### Task requirements
Please reproduce each line of the data below exactly as shown.

--- Data Enclosed Below ---

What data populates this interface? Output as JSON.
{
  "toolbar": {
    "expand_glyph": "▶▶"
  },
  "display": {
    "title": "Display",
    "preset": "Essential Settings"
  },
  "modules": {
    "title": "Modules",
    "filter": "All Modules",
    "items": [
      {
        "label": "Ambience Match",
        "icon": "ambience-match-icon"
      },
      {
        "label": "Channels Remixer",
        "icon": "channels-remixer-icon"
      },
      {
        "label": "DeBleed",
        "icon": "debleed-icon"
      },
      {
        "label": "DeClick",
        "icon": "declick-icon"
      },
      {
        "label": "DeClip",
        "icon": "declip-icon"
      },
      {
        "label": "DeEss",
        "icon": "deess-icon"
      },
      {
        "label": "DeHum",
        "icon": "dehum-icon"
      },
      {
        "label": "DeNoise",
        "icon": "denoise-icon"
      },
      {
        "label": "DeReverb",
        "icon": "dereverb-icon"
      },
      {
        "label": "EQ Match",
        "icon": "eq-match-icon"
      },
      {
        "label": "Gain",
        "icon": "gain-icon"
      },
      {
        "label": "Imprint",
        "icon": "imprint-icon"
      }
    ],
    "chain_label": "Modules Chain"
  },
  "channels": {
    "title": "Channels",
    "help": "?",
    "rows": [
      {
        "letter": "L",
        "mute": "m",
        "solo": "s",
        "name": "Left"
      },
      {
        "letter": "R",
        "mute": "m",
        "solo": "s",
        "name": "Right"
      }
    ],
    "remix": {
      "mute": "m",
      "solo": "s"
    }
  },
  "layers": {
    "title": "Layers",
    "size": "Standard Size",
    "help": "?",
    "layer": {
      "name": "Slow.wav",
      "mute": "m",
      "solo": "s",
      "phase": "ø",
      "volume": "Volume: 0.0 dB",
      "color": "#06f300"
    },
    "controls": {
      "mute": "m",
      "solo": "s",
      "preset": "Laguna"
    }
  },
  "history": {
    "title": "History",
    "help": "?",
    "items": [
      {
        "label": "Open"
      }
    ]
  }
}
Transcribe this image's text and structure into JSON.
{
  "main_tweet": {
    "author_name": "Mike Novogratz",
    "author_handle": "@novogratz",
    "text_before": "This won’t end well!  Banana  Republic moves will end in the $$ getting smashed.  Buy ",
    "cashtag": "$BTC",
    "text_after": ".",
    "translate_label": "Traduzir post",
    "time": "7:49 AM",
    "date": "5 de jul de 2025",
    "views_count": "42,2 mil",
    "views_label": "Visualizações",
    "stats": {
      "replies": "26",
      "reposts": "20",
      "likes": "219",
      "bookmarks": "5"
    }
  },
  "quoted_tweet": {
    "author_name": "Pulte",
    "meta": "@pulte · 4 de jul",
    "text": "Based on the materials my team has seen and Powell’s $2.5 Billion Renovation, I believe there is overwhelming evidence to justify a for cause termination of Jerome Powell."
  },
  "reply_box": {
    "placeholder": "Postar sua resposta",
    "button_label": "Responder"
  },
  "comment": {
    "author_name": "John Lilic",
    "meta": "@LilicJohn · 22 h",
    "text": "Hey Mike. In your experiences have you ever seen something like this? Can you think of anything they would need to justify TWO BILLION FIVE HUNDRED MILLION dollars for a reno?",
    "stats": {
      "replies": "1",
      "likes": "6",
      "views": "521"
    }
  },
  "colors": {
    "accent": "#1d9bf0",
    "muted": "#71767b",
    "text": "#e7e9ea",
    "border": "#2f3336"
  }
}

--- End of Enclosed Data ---

### Output of the exercise
What data populates this interface? Output as JSON.
{
  "toolbar": {
    "expand_glyph": "▶▶"
  },
  "display": {
    "title": "Display",
    "preset": "Essential Settings"
  },
  "modules": {
    "title": "Modules",
    "filter": "All Modules",
    "items": [
      {
        "label": "Ambience Match",
        "icon": "ambience-match-icon"
      },
      {
        "label": "Channels Remixer",
        "icon": "channels-remixer-icon"
      },
      {
        "label": "DeBleed",
        "icon": "debleed-icon"
      },
      {
        "label": "DeClick",
        "icon": "declick-icon"
      },
      {
        "label": "DeClip",
        "icon": "declip-icon"
      },
      {
        "label": "DeEss",
        "icon": "deess-icon"
      },
      {
        "label": "DeHum",
        "icon": "dehum-icon"
      },
      {
        "label": "DeNoise",
        "icon": "denoise-icon"
      },
      {
        "label": "DeReverb",
        "icon": "dereverb-icon"
      },
      {
        "label": "EQ Match",
        "icon": "eq-match-icon"
      },
      {
        "label": "Gain",
        "icon": "gain-icon"
      },
      {
        "label": "Imprint",
        "icon": "imprint-icon"
      }
    ],
    "chain_label": "Modules Chain"
  },
  "channels": {
    "title": "Channels",
    "help": "?",
    "rows": [
      {
        "letter": "L",
        "mute": "m",
        "solo": "s",
        "name": "Left"
      },
      {
        "letter": "R",
        "mute": "m",
        "solo": "s",
        "name": "Right"
      }
    ],
    "remix": {
      "mute": "m",
      "solo": "s"
    }
  },
  "layers": {
    "title": "Layers",
    "size": "Standard Size",
    "help": "?",
    "layer": {
      "name": "Slow.wav",
      "mute": "m",
      "solo": "s",
      "phase": "ø",
      "volume": "Volume: 0.0 dB",
      "color": "#06f300"
    },
    "controls": {
      "mute": "m",
      "solo": "s",
      "preset": "Laguna"
    }
  },
  "history": {
    "title": "History",
    "help": "?",
    "items": [
      {
        "label": "Open"
      }
    ]
  }
}
Transcribe this image's text and structure into JSON.
{
  "main_tweet": {
    "author_name": "Mike Novogratz",
    "author_handle": "@novogratz",
    "text_before": "This won’t end well!  Banana  Republic moves will end in the $$ getting smashed.  Buy ",
    "cashtag": "$BTC",
    "text_after": ".",
    "translate_label": "Traduzir post",
    "time": "7:49 AM",
    "date": "5 de jul de 2025",
    "views_count": "42,2 mil",
    "views_label": "Visualizações",
    "stats": {
      "replies": "26",
      "reposts": "20",
      "likes": "219",
      "bookmarks": "5"
    }
  },
  "quoted_tweet": {
    "author_name": "Pulte",
    "meta": "@pulte · 4 de jul",
    "text": "Based on the materials my team has seen and Powell’s $2.5 Billion Renovation, I believe there is overwhelming evidence to justify a for cause termination of Jerome Powell."
  },
  "reply_box": {
    "placeholder": "Postar sua resposta",
    "button_label": "Responder"
  },
  "comment": {
    "author_name": "John Lilic",
    "meta": "@LilicJohn · 22 h",
    "text": "Hey Mike. In your experiences have you ever seen something like this? Can you think of anything they would need to justify TWO BILLION FIVE HUNDRED MILLION dollars for a reno?",
    "stats": {
      "replies": "1",
      "likes": "6",
      "views": "521"
    }
  },
  "colors": {
    "accent": "#1d9bf0",
    "muted": "#71767b",
    "text": "#e7e9ea",
    "border": "#2f3336"
  }
}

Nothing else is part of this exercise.